## Your task:
Output every record below precisely as it is written.

════════════════

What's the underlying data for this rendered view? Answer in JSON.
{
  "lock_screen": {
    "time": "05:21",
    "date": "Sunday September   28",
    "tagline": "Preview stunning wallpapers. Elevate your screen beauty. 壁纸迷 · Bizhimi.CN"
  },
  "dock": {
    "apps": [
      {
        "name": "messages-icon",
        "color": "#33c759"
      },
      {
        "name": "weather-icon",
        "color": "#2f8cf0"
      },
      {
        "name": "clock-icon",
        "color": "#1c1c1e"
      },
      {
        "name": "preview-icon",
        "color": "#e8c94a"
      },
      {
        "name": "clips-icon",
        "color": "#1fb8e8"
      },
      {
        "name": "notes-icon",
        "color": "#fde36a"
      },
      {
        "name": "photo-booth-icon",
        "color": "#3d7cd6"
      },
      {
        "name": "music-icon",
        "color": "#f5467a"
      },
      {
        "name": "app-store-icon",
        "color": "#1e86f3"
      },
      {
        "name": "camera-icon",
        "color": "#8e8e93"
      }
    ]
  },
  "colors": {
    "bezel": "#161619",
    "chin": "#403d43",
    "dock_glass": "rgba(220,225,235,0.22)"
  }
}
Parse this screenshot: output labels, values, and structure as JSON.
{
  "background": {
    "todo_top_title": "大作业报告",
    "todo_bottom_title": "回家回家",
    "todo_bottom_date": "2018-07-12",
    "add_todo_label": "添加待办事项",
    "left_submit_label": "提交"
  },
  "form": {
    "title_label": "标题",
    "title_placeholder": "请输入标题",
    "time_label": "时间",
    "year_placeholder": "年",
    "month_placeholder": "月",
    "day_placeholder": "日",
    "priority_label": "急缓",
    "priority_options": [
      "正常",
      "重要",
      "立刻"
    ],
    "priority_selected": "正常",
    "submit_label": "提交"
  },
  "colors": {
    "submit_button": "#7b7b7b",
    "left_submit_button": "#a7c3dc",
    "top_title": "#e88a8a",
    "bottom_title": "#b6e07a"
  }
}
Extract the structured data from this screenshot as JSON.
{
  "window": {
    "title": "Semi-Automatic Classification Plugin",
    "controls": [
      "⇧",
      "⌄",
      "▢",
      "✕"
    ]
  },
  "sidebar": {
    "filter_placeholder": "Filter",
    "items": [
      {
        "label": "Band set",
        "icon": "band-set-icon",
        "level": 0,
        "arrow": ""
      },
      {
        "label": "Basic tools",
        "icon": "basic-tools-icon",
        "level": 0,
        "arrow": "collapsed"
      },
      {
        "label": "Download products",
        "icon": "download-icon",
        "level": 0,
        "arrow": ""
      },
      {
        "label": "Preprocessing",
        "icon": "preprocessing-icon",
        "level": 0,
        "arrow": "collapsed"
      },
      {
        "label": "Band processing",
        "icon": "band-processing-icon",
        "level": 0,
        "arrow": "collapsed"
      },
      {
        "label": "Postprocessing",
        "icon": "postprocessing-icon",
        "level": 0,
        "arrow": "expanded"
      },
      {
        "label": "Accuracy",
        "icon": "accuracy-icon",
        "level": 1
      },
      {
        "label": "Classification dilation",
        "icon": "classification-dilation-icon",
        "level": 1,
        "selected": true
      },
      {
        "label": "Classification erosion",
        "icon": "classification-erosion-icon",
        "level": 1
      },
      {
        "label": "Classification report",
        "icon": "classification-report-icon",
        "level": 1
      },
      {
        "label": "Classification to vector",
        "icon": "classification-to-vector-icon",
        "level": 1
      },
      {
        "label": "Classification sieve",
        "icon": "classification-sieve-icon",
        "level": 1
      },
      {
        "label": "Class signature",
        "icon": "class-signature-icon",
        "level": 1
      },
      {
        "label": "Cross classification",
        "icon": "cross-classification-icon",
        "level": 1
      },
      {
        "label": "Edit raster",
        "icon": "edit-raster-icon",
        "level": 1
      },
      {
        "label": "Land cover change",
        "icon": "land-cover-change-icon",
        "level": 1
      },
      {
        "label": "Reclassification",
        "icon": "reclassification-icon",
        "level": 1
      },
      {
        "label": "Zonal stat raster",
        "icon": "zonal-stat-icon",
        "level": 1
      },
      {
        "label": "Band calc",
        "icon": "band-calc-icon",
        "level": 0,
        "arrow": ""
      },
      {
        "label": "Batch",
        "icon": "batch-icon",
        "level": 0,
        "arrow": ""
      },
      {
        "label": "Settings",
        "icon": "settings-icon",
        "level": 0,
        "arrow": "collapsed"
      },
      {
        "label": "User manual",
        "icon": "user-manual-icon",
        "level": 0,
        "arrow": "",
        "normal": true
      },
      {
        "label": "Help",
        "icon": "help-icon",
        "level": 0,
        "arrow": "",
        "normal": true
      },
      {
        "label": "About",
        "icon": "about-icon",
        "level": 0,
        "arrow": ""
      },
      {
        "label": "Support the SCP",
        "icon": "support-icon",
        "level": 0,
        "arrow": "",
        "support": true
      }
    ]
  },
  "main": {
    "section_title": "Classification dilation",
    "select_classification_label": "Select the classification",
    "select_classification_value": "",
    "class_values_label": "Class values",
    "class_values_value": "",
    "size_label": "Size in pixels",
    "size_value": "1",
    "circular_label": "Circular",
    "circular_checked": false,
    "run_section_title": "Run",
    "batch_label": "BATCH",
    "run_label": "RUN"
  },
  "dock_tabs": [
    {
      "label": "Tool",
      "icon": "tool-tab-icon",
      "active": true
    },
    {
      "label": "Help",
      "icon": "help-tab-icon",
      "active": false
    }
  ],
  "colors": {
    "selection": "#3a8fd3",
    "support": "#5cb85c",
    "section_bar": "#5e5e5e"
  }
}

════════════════

## Written answer:
What's the underlying data for this rendered view? Answer in JSON.
{
  "lock_screen": {
    "time": "05:21",
    "date": "Sunday September   28",
    "tagline": "Preview stunning wallpapers. Elevate your screen beauty. 壁纸迷 · Bizhimi.CN"
  },
  "dock": {
    "apps": [
      {
        "name": "messages-icon",
        "color": "#33c759"
      },
      {
        "name": "weather-icon",
        "color": "#2f8cf0"
      },
      {
        "name": "clock-icon",
        "color": "#1c1c1e"
      },
      {
        "name": "preview-icon",
        "color": "#e8c94a"
      },
      {
        "name": "clips-icon",
        "color": "#1fb8e8"
      },
      {
        "name": "notes-icon",
        "color": "#fde36a"
      },
      {
        "name": "photo-booth-icon",
        "color": "#3d7cd6"
      },
      {
        "name": "music-icon",
        "color": "#f5467a"
      },
      {
        "name": "app-store-icon",
        "color": "#1e86f3"
      },
      {
        "name": "camera-icon",
        "color": "#8e8e93"
      }
    ]
  },
  "colors": {
    "bezel": "#161619",
    "chin": "#403d43",
    "dock_glass": "rgba(220,225,235,0.22)"
  }
}
Parse this screenshot: output labels, values, and structure as JSON.
{
  "background": {
    "todo_top_title": "大作业报告",
    "todo_bottom_title": "回家回家",
    "todo_bottom_date": "2018-07-12",
    "add_todo_label": "添加待办事项",
    "left_submit_label": "提交"
  },
  "form": {
    "title_label": "标题",
    "title_placeholder": "请输入标题",
    "time_label": "时间",
    "year_placeholder": "年",
    "month_placeholder": "月",
    "day_placeholder": "日",
    "priority_label": "急缓",
    "priority_options": [
      "正常",
      "重要",
      "立刻"
    ],
    "priority_selected": "正常",
    "submit_label": "提交"
  },
  "colors": {
    "submit_button": "#7b7b7b",
    "left_submit_button": "#a7c3dc",
    "top_title": "#e88a8a",
    "bottom_title": "#b6e07a"
  }
}
Extract the structured data from this screenshot as JSON.
{
  "window": {
    "title": "Semi-Automatic Classification Plugin",
    "controls": [
      "⇧",
      "⌄",
      "▢",
      "✕"
    ]
  },
  "sidebar": {
    "filter_placeholder": "Filter",
    "items": [
      {
        "label": "Band set",
        "icon": "band-set-icon",
        "level": 0,
        "arrow": ""
      },
      {
        "label": "Basic tools",
        "icon": "basic-tools-icon",
        "level": 0,
        "arrow": "collapsed"
      },
      {
        "label": "Download products",
        "icon": "download-icon",
        "level": 0,
        "arrow": ""
      },
      {
        "label": "Preprocessing",
        "icon": "preprocessing-icon",
        "level": 0,
        "arrow": "collapsed"
      },
      {
        "label": "Band processing",
        "icon": "band-processing-icon",
        "level": 0,
        "arrow": "collapsed"
      },
      {
        "label": "Postprocessing",
        "icon": "postprocessing-icon",
        "level": 0,
        "arrow": "expanded"
      },
      {
        "label": "Accuracy",
        "icon": "accuracy-icon",
        "level": 1
      },
      {
        "label": "Classification dilation",
        "icon": "classification-dilation-icon",
        "level": 1,
        "selected": true
      },
      {
        "label": "Classification erosion",
        "icon": "classification-erosion-icon",
        "level": 1
      },
      {
        "label": "Classification report",
        "icon": "classification-report-icon",
        "level": 1
      },
      {
        "label": "Classification to vector",
        "icon": "classification-to-vector-icon",
        "level": 1
      },
      {
        "label": "Classification sieve",
        "icon": "classification-sieve-icon",
        "level": 1
      },
      {
        "label": "Class signature",
        "icon": "class-signature-icon",
        "level": 1
      },
      {
        "label": "Cross classification",
        "icon": "cross-classification-icon",
        "level": 1
      },
      {
        "label": "Edit raster",
        "icon": "edit-raster-icon",
        "level": 1
      },
      {
        "label": "Land cover change",
        "icon": "land-cover-change-icon",
        "level": 1
      },
      {
        "label": "Reclassification",
        "icon": "reclassification-icon",
        "level": 1
      },
      {
        "label": "Zonal stat raster",
        "icon": "zonal-stat-icon",
        "level": 1
      },
      {
        "label": "Band calc",
        "icon": "band-calc-icon",
        "level": 0,
        "arrow": ""
      },
      {
        "label": "Batch",
        "icon": "batch-icon",
        "level": 0,
        "arrow": ""
      },
      {
        "label": "Settings",
        "icon": "settings-icon",
        "level": 0,
        "arrow": "collapsed"
      },
      {
        "label": "User manual",
        "icon": "user-manual-icon",
        "level": 0,
        "arrow": "",
        "normal": true
      },
      {
        "label": "Help",
        "icon": "help-icon",
        "level": 0,
        "arrow": "",
        "normal": true
      },
      {
        "label": "About",
        "icon": "about-icon",
        "level": 0,
        "arrow": ""
      },
      {
        "label": "Support the SCP",
        "icon": "support-icon",
        "level": 0,
        "arrow": "",
        "support": true
      }
    ]
  },
  "main": {
    "section_title": "Classification dilation",
    "select_classification_label": "Select the classification",
    "select_classification_value": "",
    "class_values_label": "Class values",
    "class_values_value": "",
    "size_label": "Size in pixels",
    "size_value": "1",
    "circular_label": "Circular",
    "circular_checked": false,
    "run_section_title": "Run",
    "batch_label": "BATCH",
    "run_label": "RUN"
  },
  "dock_tabs": [
    {
      "label": "Tool",
      "icon": "tool-tab-icon",
      "active": true
    },
    {
      "label": "Help",
      "icon": "help-tab-icon",
      "active": false
    }
  ],
  "colors": {
    "selection": "#3a8fd3",
    "support": "#5cb85c",
    "section_bar": "#5e5e5e"
  }
}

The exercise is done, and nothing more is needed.